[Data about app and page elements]
*** Begin section ***
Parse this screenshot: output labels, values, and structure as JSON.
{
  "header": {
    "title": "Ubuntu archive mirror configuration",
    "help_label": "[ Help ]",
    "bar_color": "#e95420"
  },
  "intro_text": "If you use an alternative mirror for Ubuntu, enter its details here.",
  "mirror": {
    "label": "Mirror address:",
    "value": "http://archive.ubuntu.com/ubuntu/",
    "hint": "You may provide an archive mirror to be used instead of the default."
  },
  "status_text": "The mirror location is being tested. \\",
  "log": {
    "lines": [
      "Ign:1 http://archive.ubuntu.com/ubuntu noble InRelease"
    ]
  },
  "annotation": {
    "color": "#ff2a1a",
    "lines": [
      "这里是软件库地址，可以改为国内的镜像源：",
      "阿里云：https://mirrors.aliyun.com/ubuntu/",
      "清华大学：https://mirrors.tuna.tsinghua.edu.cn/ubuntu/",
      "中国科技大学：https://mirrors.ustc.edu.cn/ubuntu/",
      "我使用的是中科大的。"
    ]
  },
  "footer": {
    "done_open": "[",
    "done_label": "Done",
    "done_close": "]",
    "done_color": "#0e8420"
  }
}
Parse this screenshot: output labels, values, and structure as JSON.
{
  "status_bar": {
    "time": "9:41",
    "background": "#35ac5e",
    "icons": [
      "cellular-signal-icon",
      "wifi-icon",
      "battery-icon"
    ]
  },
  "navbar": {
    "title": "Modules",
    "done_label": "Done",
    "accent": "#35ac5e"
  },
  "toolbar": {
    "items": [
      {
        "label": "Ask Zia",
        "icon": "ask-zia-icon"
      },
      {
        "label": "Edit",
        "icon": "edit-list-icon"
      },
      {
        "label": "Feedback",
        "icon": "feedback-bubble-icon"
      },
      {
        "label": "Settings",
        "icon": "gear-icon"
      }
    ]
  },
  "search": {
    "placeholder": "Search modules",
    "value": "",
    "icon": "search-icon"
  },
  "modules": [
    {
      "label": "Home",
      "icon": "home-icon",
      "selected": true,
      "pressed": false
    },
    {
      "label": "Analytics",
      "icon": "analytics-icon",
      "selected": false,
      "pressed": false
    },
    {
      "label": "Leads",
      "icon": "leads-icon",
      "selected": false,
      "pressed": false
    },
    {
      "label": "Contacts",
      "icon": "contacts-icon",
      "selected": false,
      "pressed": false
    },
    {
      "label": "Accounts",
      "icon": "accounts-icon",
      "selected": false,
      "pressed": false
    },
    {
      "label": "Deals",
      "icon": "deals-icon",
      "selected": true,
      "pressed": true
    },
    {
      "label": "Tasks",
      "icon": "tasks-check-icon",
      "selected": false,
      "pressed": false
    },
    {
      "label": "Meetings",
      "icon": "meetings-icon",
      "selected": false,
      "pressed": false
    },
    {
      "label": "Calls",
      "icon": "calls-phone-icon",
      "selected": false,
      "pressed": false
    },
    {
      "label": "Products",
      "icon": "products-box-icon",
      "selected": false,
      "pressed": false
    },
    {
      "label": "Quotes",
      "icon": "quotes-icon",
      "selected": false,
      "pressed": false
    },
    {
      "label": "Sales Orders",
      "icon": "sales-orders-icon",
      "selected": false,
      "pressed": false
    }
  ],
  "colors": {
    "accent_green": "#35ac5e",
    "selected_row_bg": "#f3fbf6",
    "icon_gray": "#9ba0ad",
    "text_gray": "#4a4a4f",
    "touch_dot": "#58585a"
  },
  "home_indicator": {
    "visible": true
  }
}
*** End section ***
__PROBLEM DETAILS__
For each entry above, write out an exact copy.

__EXERCISE RESPONSE__
Parse this screenshot: output labels, values, and structure as JSON.
{
  "header": {
    "title": "Ubuntu archive mirror configuration",
    "help_label": "[ Help ]",
    "bar_color": "#e95420"
  },
  "intro_text": "If you use an alternative mirror for Ubuntu, enter its details here.",
  "mirror": {
    "label": "Mirror address:",
    "value": "http://archive.ubuntu.com/ubuntu/",
    "hint": "You may provide an archive mirror to be used instead of the default."
  },
  "status_text": "The mirror location is being tested. \\",
  "log": {
    "lines": [
      "Ign:1 http://archive.ubuntu.com/ubuntu noble InRelease"
    ]
  },
  "annotation": {
    "color": "#ff2a1a",
    "lines": [
      "这里是软件库地址，可以改为国内的镜像源：",
      "阿里云：https://mirrors.aliyun.com/ubuntu/",
      "清华大学：https://mirrors.tuna.tsinghua.edu.cn/ubuntu/",
      "中国科技大学：https://mirrors.ustc.edu.cn/ubuntu/",
      "我使用的是中科大的。"
    ]
  },
  "footer": {
    "done_open": "[",
    "done_label": "Done",
    "done_close": "]",
    "done_color": "#0e8420"
  }
}
Parse this screenshot: output labels, values, and structure as JSON.
{
  "status_bar": {
    "time": "9:41",
    "background": "#35ac5e",
    "icons": [
      "cellular-signal-icon",
      "wifi-icon",
      "battery-icon"
    ]
  },
  "navbar": {
    "title": "Modules",
    "done_label": "Done",
    "accent": "#35ac5e"
  },
  "toolbar": {
    "items": [
      {
        "label": "Ask Zia",
        "icon": "ask-zia-icon"
      },
      {
        "label": "Edit",
        "icon": "edit-list-icon"
      },
      {
        "label": "Feedback",
        "icon": "feedback-bubble-icon"
      },
      {
        "label": "Settings",
        "icon": "gear-icon"
      }
    ]
  },
  "search": {
    "placeholder": "Search modules",
    "value": "",
    "icon": "search-icon"
  },
  "modules": [
    {
      "label": "Home",
      "icon": "home-icon",
      "selected": true,
      "pressed": false
    },
    {
      "label": "Analytics",
      "icon": "analytics-icon",
      "selected": false,
      "pressed": false
    },
    {
      "label": "Leads",
      "icon": "leads-icon",
      "selected": false,
      "pressed": false
    },
    {
      "label": "Contacts",
      "icon": "contacts-icon",
      "selected": false,
      "pressed": false
    },
    {
      "label": "Accounts",
      "icon": "accounts-icon",
      "selected": false,
      "pressed": false
    },
    {
      "label": "Deals",
      "icon": "deals-icon",
      "selected": true,
      "pressed": true
    },
    {
      "label": "Tasks",
      "icon": "tasks-check-icon",
      "selected": false,
      "pressed": false
    },
    {
      "label": "Meetings",
      "icon": "meetings-icon",
      "selected": false,
      "pressed": false
    },
    {
      "label": "Calls",
      "icon": "calls-phone-icon",
      "selected": false,
      "pressed": false
    },
    {
      "label": "Products",
      "icon": "products-box-icon",
      "selected": false,
      "pressed": false
    },
    {
      "label": "Quotes",
      "icon": "quotes-icon",
      "selected": false,
      "pressed": false
    },
    {
      "label": "Sales Orders",
      "icon": "sales-orders-icon",
      "selected": false,
      "pressed": false
    }
  ],
  "colors": {
    "accent_green": "#35ac5e",
    "selected_row_bg": "#f3fbf6",
    "icon_gray": "#9ba0ad",
    "text_gray": "#4a4a4f",
    "touch_dot": "#58585a"
  },
  "home_indicator": {
    "visible": true
  }
}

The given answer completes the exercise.